My brother Scott and I always try to spend one long day together each Spring, birding southern Jersey. Last Saturday, May 21, was our day together. Although it promised to be beastly hot, I had lined up a “tour” of spots along the Cape May peninsula for Scott’s and my targets.
We started at the Ocean City Welcome Center at dawn, where Scott got his lifer White-faced Ibis sitting on her nest. Then on to Belleplain for the residents: Prothonotary Warbler, Acadian Flycatcher, Worm-eating Warbler, Summer Tanager, and an exceptionally cooperative Hooded Warbler at the stream near the magic triangle. We left Belleplain and were going to go straight down the western Cape when I decided that a side trip to Heislerville might be interesting. We stopped at Langley Road to look for a Blue Grosbeak…no (none all day long). We were there about 25 minutes, and I’d not checked any alerts. As we walked back to the car after a lengthy walk to see a Prairie Warbler, I noticed: Black-necked Stilt at Heislerville! 8 minutes away! ZOOM! But: the bird was gone…five minutes before. Had I had the alert sounds on, we could’ve truncated our PRWA chase…there were many others during the day…and would’ve easily seen the Stilt, as it had been foraging right next to the viewing area.
Later, we were at Reed’s Beach looking at a couple of Red Knot (we only saw seven the entire day. Ugh), and a nice couple pulled up and said, “The Iceland Gull is still back there.” That was a Lifer for Scott as well, and “back there” was the several-hundred-foot section of Reed’s Beach Road where there are no beachside buildings. It was a distance of <1/2 mile and a travel time of <4 minutes. But: no gull.
Later still, we were at the Stevens Street Hawkwatch for a hoped-for Mississippi Kite, as there have been many observed all over the state recently, including there. After awhile in 92 degree heat with no raptors of any kind other than TVs, I suggested we go to Coral Avenue. It was 2:45. When we got to Coral and were set up, I checked alerts again: at 2:52, Lisa Fanning had observed a MIKI fly right past the Stevens Street Hawkwatch. Strike three for the day. Oh yes, we had had other fine birds thus far: Brown Pelicans flying down the bay at East Point Lighthouse, all three of the marsh sparrows at Thompson’s Beach Road, beautiful views of the Red-headed Woodpeckers along Delsey Road, but we’d missed three unusual species by minutes each time.

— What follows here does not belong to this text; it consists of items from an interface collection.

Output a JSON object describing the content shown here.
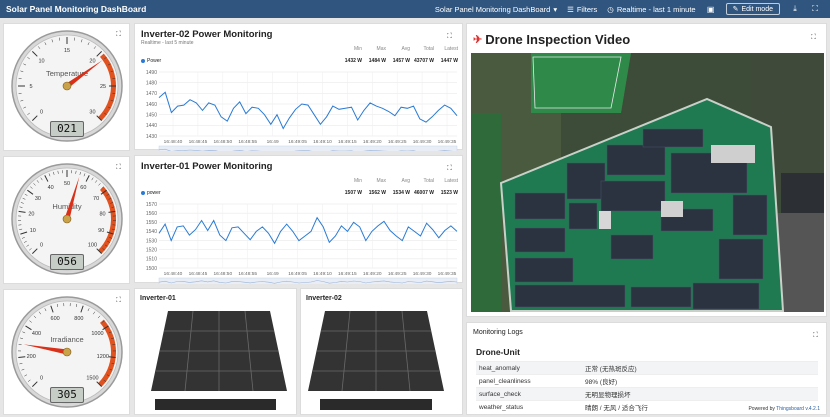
{
  "header": {
    "title": "Solar Panel Monitoring DashBoard",
    "dashboard_select": "Solar Panel Monitoring DashBoard",
    "filters": "Filters",
    "realtime": "Realtime - last 1 minute",
    "edit_mode": "Edit mode"
  },
  "gauges": [
    {
      "label": "Temperature",
      "value": "021",
      "min": 0,
      "max": 30,
      "reading": 21,
      "ticks": [
        "0",
        "5",
        "10",
        "15",
        "20",
        "25",
        "30"
      ]
    },
    {
      "label": "Humidity",
      "value": "056",
      "min": 0,
      "max": 100,
      "reading": 56,
      "ticks": [
        "0",
        "10",
        "20",
        "30",
        "40",
        "50",
        "60",
        "70",
        "80",
        "90",
        "100"
      ]
    },
    {
      "label": "Irradiance",
      "value": "305",
      "min": 0,
      "max": 1500,
      "reading": 305,
      "ticks": [
        "0",
        "200",
        "400",
        "600",
        "800",
        "1000",
        "1200",
        "1500"
      ]
    }
  ],
  "chart_data": [
    {
      "type": "line",
      "title": "Inverter-02 Power Monitoring",
      "subtitle": "Realtime - last 5 minute",
      "series": [
        {
          "name": "Power",
          "values": [
            1466,
            1471,
            1452,
            1458,
            1459,
            1464,
            1461,
            1454,
            1461,
            1459,
            1448,
            1444,
            1456,
            1462,
            1451,
            1457,
            1456,
            1450,
            1441,
            1450,
            1437,
            1447,
            1455,
            1460,
            1459,
            1450,
            1441,
            1448,
            1458,
            1455,
            1456,
            1457,
            1445,
            1454,
            1461,
            1458,
            1456,
            1453,
            1449,
            1457,
            1456,
            1458,
            1446,
            1443,
            1448,
            1454,
            1459,
            1456,
            1449
          ]
        }
      ],
      "stats": {
        "labels": [
          "Min",
          "Max",
          "Avg",
          "Total",
          "Latest"
        ],
        "values": [
          "1432 W",
          "1484 W",
          "1457 W",
          "43707 W",
          "1447 W"
        ]
      },
      "ylim": [
        1430,
        1490
      ],
      "yticks": [
        "1490",
        "1480",
        "1470",
        "1460",
        "1450",
        "1440",
        "1430"
      ],
      "xticks": [
        "16:48:40",
        "16:48:45",
        "16:48:50",
        "16:48:55",
        "16:49",
        "16:49:05",
        "16:49:10",
        "16:49:15",
        "16:49:20",
        "16:49:25",
        "16:49:30",
        "16:49:35"
      ]
    },
    {
      "type": "line",
      "title": "Inverter-01 Power Monitoring",
      "subtitle": "",
      "series": [
        {
          "name": "power",
          "values": [
            1538,
            1548,
            1530,
            1545,
            1546,
            1536,
            1542,
            1552,
            1541,
            1552,
            1536,
            1530,
            1544,
            1545,
            1538,
            1531,
            1540,
            1545,
            1538,
            1527,
            1540,
            1548,
            1540,
            1530,
            1535,
            1540,
            1555,
            1545,
            1528,
            1535,
            1546,
            1540,
            1550,
            1545,
            1530,
            1540,
            1546,
            1551,
            1541,
            1535,
            1530,
            1545,
            1540,
            1535,
            1549,
            1542,
            1533,
            1541,
            1546,
            1540
          ]
        }
      ],
      "stats": {
        "labels": [
          "Min",
          "Max",
          "Avg",
          "Total",
          "Latest"
        ],
        "values": [
          "1507 W",
          "1562 W",
          "1534 W",
          "46007 W",
          "1523 W"
        ]
      },
      "ylim": [
        1500,
        1570
      ],
      "yticks": [
        "1570",
        "1560",
        "1550",
        "1540",
        "1530",
        "1520",
        "1510",
        "1500"
      ],
      "xticks": [
        "16:48:40",
        "16:48:45",
        "16:48:50",
        "16:48:55",
        "16:49",
        "16:49:05",
        "16:49:10",
        "16:49:15",
        "16:49:20",
        "16:49:25",
        "16:49:30",
        "16:49:35"
      ]
    }
  ],
  "inverters": [
    {
      "label": "Inverter-01"
    },
    {
      "label": "Inverter-02"
    }
  ],
  "drone": {
    "title": "Drone Inspection Video"
  },
  "logs": {
    "title": "Monitoring Logs",
    "unit": "Drone-Unit",
    "rows": [
      {
        "key": "heat_anomaly",
        "value": "正常 (无热斑反应)"
      },
      {
        "key": "panel_cleanliness",
        "value": "98% (良好)"
      },
      {
        "key": "surface_check",
        "value": "无明显物理损坏"
      },
      {
        "key": "weather_status",
        "value": "晴朗 / 无风 / 适合飞行"
      }
    ]
  },
  "footer": {
    "prefix": "Powered by",
    "brand": "Thingsboard v.4.2.1"
  },
  "colors": {
    "header": "#305680",
    "line": "#2a7bd5",
    "gauge_red": "#e0521f"
  }
}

After Coral, we were again at Stevens Street after having walked the Beanery grounds, hoping to find the MIKI perched. No. An alert pinged: Little Stint refound at Heislerville. We considered hopping in the car and driving 45 minutes for it. “Nah,” I said. Too far, and we’d both be delayed getting back to our families. “Let’s just remain here.” This time, staying put paid off: A raptor sailed in just under treetop level and I caught the light head and the long pointed wings against the leafy background. But my heart stopped when I looked closer and picked out details: this bird was too big and too black-and-white for a MIKI. Then I saw a forked tail and I was jumping up and down and hollering like Mel Hodges after Bobby Thomson’s home run in the Dodgers / Giants pennant game in 1957: “It’s a Swallow-tailed Kite! It’s a Swallow-tailed Kite! It’s a…(well, you get the idea).” Our observation period wasn’t very long…maybe 90 secs to two mins…but it was enough. After a decade of serious birding in New Jersey, I finally was at the right time and place to encounter this most beautiful and graceful of birds.
122 species, 14 different stops, 3 near-misses, and one giant “get” in the end. My heart is beating faster even as I type.
GREAT birding, everyone.